Scan the records for "JSON". Show the matching lines.

-- Exercise materials follows --

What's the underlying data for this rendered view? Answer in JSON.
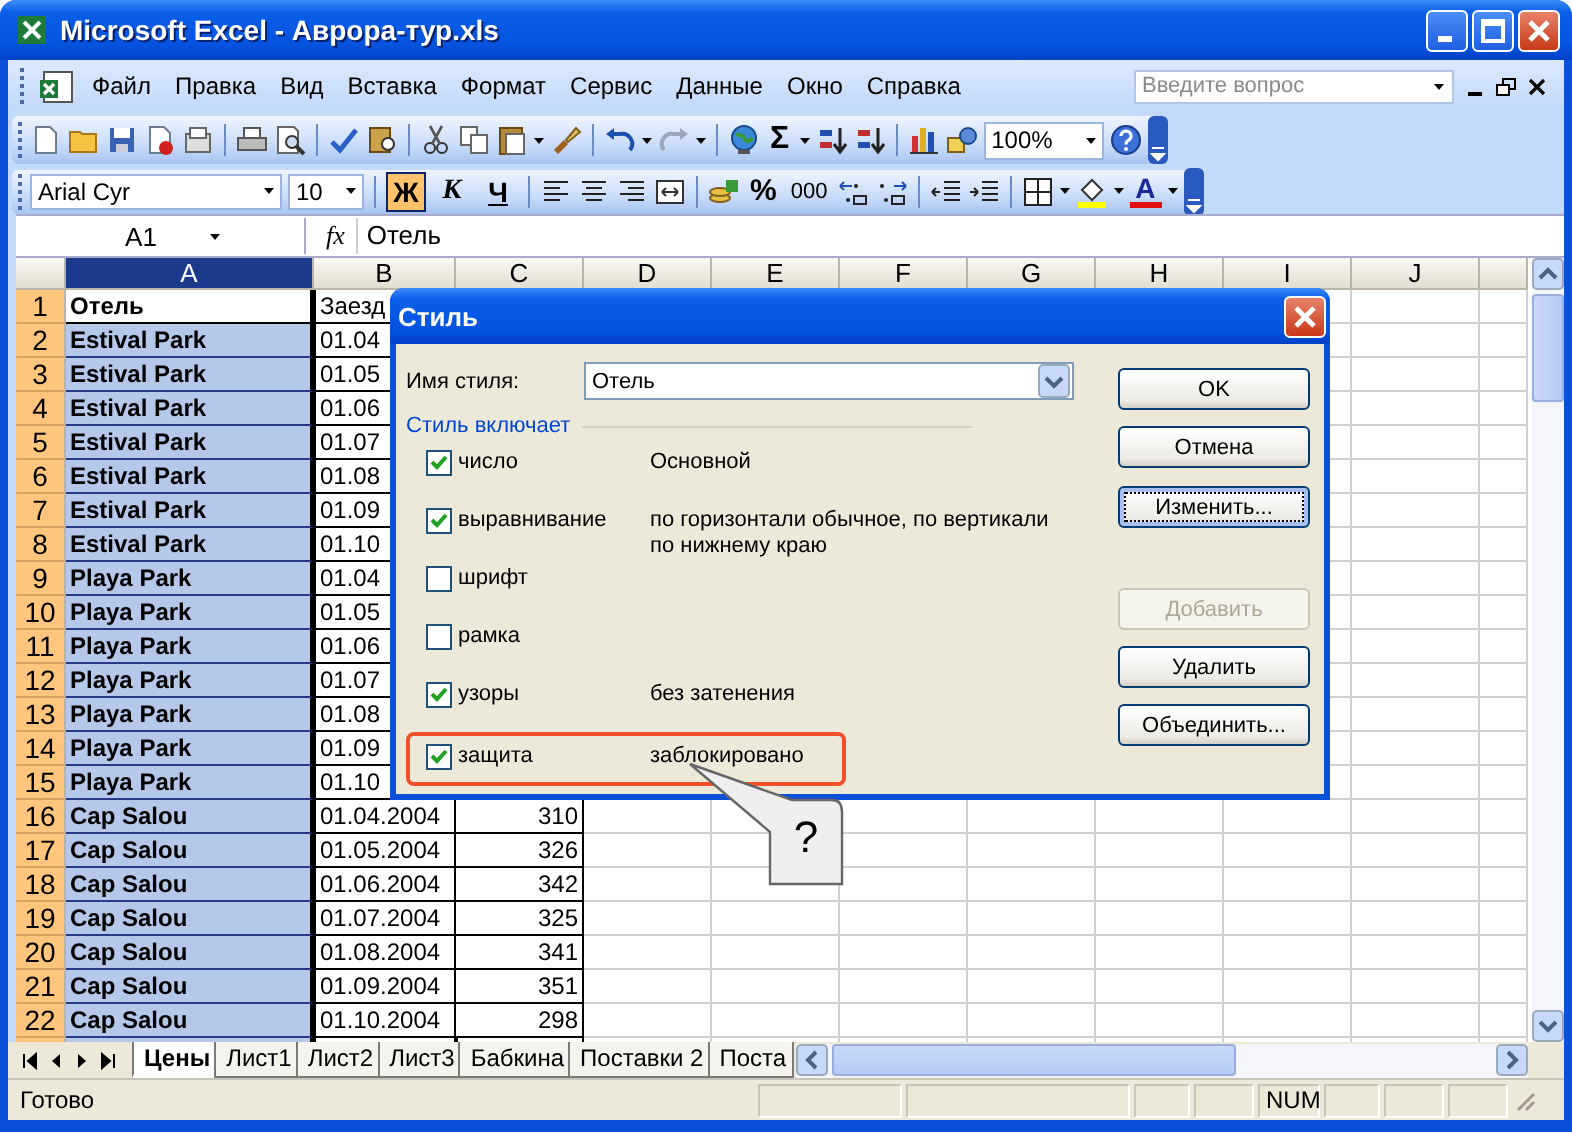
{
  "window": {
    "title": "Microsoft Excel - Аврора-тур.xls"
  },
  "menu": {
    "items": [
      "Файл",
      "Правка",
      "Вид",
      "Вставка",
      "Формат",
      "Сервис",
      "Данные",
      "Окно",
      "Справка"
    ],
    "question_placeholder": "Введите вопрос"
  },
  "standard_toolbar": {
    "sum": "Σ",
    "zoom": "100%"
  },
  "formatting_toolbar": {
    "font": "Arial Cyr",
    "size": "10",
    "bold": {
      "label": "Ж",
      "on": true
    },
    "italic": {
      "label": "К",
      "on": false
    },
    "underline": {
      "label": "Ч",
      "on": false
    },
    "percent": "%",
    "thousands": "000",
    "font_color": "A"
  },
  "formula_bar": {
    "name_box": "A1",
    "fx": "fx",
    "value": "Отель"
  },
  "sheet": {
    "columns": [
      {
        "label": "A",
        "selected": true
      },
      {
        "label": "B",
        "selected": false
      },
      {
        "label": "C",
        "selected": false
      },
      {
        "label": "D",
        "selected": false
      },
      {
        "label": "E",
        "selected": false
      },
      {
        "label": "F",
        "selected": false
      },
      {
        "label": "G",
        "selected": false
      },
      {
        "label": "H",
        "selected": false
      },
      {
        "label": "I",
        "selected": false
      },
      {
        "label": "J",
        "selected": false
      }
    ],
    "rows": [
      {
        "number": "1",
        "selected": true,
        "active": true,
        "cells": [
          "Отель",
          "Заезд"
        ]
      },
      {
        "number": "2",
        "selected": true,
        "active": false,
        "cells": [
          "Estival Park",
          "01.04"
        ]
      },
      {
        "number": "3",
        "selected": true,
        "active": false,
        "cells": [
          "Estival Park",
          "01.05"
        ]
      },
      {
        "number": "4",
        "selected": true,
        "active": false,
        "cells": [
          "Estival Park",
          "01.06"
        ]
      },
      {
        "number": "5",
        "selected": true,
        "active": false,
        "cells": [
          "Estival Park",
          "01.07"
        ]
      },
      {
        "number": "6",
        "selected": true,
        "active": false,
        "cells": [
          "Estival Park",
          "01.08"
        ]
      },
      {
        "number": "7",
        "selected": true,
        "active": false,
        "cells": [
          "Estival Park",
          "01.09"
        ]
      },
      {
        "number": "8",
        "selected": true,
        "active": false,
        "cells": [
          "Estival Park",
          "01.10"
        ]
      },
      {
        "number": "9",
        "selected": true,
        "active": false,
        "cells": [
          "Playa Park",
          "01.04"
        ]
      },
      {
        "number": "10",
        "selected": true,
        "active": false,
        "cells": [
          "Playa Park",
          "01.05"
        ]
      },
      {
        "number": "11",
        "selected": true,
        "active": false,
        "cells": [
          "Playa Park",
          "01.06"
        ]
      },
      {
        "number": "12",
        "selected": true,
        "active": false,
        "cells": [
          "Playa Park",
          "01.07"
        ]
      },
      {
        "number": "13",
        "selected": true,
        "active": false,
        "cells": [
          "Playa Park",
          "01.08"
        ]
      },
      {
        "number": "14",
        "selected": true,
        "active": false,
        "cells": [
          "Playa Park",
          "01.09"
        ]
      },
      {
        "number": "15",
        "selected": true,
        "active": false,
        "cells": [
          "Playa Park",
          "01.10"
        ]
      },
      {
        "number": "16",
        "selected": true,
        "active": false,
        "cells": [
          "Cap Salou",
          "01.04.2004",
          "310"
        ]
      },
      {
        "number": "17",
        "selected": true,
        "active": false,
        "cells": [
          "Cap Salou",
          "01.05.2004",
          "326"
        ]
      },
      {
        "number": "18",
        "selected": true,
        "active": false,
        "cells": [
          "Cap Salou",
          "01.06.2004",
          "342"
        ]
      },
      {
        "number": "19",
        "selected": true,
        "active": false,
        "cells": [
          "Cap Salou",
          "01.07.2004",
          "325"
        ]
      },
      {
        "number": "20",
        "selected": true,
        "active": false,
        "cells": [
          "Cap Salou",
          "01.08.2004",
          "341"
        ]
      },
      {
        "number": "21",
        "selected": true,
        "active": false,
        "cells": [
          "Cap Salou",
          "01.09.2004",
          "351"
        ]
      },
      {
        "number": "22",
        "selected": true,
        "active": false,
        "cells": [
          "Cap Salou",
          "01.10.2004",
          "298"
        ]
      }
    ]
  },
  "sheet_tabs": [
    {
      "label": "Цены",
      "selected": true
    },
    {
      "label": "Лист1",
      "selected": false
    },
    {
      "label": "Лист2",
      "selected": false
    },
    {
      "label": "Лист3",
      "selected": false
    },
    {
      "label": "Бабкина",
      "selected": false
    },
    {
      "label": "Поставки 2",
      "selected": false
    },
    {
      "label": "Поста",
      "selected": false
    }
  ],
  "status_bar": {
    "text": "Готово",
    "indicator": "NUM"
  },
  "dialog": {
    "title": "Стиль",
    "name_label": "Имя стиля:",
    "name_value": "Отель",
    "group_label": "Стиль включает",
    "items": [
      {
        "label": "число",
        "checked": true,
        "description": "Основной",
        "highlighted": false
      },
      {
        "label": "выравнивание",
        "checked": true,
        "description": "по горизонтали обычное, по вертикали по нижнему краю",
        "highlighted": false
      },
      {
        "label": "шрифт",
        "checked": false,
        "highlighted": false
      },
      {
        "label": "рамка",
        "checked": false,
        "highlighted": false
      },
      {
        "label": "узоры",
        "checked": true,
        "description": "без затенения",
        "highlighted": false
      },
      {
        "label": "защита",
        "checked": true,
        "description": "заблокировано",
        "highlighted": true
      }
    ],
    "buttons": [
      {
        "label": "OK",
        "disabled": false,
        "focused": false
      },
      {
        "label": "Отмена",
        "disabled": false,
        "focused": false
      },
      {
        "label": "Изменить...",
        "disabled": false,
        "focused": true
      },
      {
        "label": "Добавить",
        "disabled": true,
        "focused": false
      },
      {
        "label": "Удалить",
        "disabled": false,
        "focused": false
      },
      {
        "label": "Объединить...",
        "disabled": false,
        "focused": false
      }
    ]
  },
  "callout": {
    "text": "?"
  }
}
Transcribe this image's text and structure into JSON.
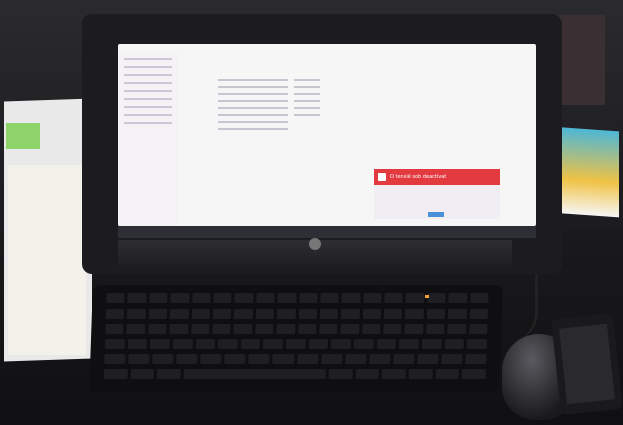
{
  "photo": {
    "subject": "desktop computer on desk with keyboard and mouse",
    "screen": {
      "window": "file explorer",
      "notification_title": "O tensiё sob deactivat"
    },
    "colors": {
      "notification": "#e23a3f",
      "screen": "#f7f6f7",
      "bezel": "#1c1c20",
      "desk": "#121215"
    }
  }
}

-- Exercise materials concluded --

#### Written answer:
What's the underlying data for this rendered view? Answer in JSON.
Transcribe this image's text and structure into JSON.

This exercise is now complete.